In May 2011, pensions minister Steve Webb raised concerns about the enhanced transfer value market. The Department for Work and Pensions followed this up by conducting research and concluded there were issues that needed to be addressed.
Rather than imposing a regulatory solution, it was agreed that an industryled code of practice would be a better way forward. After many months, a code was drawn up, the minister signed it off and it was published in early June.
Some of the areas of concern were misleading communications, that the opportunistic timing of communications might drive acceptance (more than usual were sent out when people might be strapped for cash, for example, pre and post-Christmas, and that cash inducements appeared to encourage scheme members to accept the offer whether it was in their best interests or not. A disproportionately large number were also processed as insistent clients.
The code builds protection for the consumer over advice, recognising the value that advisers can add. It consists of seven principles, which include:
1. No cash incentives should be offered that are contingent on the member’s decision to accept the offer
2. For transfer exercises, advice should be provided to the member
3. Communications with members should be fair, clear, unbiased and straightforward
4. Records should be retained by the parties involved so that an audit trail is maintained. When advice is provided, the advisers should record and report on insistent customers to other parties
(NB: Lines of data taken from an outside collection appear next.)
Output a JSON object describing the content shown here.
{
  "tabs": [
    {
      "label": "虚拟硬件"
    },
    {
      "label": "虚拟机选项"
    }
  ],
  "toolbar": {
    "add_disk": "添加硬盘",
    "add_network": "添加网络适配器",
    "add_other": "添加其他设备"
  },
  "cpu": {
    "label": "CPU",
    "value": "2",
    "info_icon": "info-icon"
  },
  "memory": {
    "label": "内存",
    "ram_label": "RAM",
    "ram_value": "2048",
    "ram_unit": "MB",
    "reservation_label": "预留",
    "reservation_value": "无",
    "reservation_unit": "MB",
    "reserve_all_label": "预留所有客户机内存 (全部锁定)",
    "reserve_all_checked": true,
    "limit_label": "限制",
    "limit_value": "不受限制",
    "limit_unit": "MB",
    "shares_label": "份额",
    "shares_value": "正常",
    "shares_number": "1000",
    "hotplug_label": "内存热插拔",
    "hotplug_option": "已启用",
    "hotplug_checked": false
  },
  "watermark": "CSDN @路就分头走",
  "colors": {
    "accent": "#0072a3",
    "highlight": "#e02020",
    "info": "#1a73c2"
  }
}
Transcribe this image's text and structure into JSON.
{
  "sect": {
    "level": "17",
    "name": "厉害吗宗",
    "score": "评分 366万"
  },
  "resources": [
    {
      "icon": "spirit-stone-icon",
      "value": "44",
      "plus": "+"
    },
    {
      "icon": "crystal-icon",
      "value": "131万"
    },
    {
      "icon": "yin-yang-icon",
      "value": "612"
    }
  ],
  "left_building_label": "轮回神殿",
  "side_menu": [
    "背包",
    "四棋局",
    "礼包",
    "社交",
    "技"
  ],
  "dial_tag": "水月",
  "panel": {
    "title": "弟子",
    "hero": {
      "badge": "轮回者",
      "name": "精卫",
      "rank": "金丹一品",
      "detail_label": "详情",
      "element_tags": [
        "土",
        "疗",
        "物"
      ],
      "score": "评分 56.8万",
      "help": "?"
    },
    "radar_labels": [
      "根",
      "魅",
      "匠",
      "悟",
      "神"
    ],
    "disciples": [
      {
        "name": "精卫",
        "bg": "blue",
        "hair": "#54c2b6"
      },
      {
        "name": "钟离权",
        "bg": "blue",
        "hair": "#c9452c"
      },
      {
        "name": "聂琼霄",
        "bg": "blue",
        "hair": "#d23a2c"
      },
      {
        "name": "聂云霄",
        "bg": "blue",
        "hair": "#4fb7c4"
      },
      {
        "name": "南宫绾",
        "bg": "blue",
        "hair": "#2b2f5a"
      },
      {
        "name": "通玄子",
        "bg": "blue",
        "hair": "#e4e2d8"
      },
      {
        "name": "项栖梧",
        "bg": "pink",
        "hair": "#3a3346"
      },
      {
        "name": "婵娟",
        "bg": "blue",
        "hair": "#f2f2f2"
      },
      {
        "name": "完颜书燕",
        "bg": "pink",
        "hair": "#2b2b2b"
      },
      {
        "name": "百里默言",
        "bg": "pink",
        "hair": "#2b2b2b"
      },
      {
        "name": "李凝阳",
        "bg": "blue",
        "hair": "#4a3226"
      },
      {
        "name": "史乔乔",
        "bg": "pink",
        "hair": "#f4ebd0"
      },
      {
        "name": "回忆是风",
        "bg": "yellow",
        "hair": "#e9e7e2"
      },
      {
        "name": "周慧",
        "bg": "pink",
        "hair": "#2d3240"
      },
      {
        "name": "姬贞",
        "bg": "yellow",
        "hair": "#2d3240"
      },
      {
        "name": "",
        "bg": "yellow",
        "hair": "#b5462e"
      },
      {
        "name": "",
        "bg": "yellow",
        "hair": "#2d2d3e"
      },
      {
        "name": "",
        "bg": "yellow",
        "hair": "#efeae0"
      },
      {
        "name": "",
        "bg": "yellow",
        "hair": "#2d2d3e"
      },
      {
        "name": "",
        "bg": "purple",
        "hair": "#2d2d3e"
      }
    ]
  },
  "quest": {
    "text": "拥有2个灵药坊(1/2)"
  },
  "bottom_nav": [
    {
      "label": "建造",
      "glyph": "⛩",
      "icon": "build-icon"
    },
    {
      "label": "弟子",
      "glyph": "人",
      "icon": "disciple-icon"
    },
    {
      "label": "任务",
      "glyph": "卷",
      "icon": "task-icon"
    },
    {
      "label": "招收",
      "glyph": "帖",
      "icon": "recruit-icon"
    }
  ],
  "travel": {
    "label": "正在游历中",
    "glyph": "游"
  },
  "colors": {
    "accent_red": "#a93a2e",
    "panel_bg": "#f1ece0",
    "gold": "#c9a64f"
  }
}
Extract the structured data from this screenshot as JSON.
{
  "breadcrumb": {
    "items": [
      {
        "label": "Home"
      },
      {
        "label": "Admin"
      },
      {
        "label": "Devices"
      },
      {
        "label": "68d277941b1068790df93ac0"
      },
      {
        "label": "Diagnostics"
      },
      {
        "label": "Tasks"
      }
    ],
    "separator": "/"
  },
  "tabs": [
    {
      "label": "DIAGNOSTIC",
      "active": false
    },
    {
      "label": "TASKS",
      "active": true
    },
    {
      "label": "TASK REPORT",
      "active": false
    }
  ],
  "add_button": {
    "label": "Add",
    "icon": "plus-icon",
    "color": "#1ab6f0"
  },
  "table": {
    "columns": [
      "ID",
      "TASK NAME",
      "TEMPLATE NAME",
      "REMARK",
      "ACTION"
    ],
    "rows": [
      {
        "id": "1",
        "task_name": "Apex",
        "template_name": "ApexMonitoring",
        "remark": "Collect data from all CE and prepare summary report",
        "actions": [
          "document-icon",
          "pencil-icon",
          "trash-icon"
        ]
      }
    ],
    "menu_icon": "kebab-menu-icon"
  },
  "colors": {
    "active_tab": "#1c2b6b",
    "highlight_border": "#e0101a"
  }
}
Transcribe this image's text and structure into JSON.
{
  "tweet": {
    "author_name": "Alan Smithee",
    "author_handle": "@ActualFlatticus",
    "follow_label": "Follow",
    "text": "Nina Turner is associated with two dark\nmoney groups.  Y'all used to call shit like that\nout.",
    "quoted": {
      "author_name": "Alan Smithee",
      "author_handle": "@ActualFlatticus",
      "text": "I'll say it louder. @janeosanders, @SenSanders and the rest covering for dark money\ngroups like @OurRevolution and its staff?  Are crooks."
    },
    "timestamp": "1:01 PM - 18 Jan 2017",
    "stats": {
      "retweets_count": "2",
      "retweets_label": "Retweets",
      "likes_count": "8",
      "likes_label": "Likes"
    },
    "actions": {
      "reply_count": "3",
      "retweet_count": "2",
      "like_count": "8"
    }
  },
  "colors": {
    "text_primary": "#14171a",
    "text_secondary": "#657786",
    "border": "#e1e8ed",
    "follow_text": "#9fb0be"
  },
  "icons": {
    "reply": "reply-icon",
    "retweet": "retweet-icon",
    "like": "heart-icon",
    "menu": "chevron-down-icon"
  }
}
5. Exercises should allow sufficient time for members to make up their mind with no undue pressure applied
6. Incentive exercises should only be offered to members who are over age 80 on an “opt-in” basis. Advisers should adhere to a vulnerable client policy when providing advice
7. All parties involved in an incentive exercise should ensure they are aware of their roles and responsibilities and act in good faith in the areas over which they have direct control
There has been bad practice in this area and that advice is required in the process has to be good news for consumers and advisers. For advisers, there is the obvious benefit of a potential increase in business and for consumers, particularly those that are vulnerable and may be coerced into accepting an offer, there will be the peace of mind that they are receiving advice on something that they will find difficult to understand alone.
As the code is not statutory, success will depend on the buy-in of all parties involved, including employers. Failure to make this work could result in regulatory intervention so it will benefit the industry to get this right.
The code and practice notes can be downloaded at here
Chris Hannant is policy director at Aifa